    PLoS ONE 09/2013; 8(9):e73016. DOI:10.1371/journal.pone.0073016 · 3.23 Impact Factor
  • Source
    • "Within tissue engineering, many scaffold-based approaches have been reported, forming a large body of research concerning the synthesis of fibrocartilage and other tissues [10] [11] [12]. However, these methods often face issues, such as a lack of cellto-cell communication, the prevention of mechanotransduction, and the impairment or absence of ECM remodeling [13] [14]. For this reason, scaffoldless tissue engineering strategies, such as bio-printing and cell sheet engineering, have recently emerged [15] [16]. "
    [Show abstract] [Hide abstract]

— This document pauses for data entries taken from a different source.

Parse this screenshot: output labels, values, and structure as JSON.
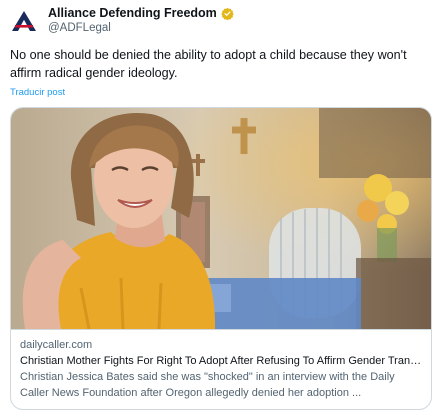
{
  "author": {
    "name": "Alliance Defending Freedom",
    "handle": "@ADFLegal",
    "avatar_icon": "adf-logo-icon",
    "verified_icon": "verified-badge-icon",
    "verified_color": "#e2b719"
  },
  "tweet": {
    "text": "No one should be denied the ability to adopt a child because they won't affirm radical gender ideology.",
    "translate_label": "Traducir post"
  },
  "card": {
    "image_alt": "Photo of a smiling woman in a yellow top",
    "domain": "dailycaller.com",
    "title": "Christian Mother Fights For Right To Adopt After Refusing To Affirm Gender Transition For Potential Foster Children",
    "description": "Christian Jessica Bates said she was \"shocked\" in an interview with the Daily Caller News Foundation after Oregon allegedly denied her adoption ..."
  },
  "colors": {
    "link": "#1d9bf0",
    "secondary_text": "#536471",
    "border": "#cfd9de"
  }
}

    ABSTRACT: Knee meniscus fibrocartilage is frequently injured, resulting in approximately 1 million procedures annually in the U.S. and Europe. Its near-avascularity contributes heavily to its inability to heal, and places it as a prime candidate for replacement through regenerative medicine. Here, we describe a novel approach to increase extracellular matrix organization, rather than content, in order to augment the mechanical properties of engineered tissue. To synthesize fibrocartilage, we employ a self-assembling process, which is free of exogenous scaffolds and relies on cell-to-cell interactions to form all-biologic constructs. When treated with the signaling phospholipid lysophosphatidic acid (LPA), tissue constructs displayed increased tensile properties and collagen organization, while total collagen content remained unchanged. LPA-treated constructs exhibited greater DNA content, indicative that the molecule exerted a signaling effect. Furthermore, LPA-treated cells displayed significant cytoskeletal reorganization. We conclude that LPA induced cytoskeletal reorganization and cell-matrix traction, which resulted in matrix reorganization and increased tensile properties. This study emphasizes the potential of non-traditional stimuli, such as signaling phospholipids, for use in tissue development studies. The extension of these results to other collagen-rich tissues represents a promising avenue for future exploration.
    Biochemical and Biophysical Research Communications 02/2013; 433(1). DOI:10.1016/j.bbrc.2013.02.048 · 2.30 Impact Factor
Show more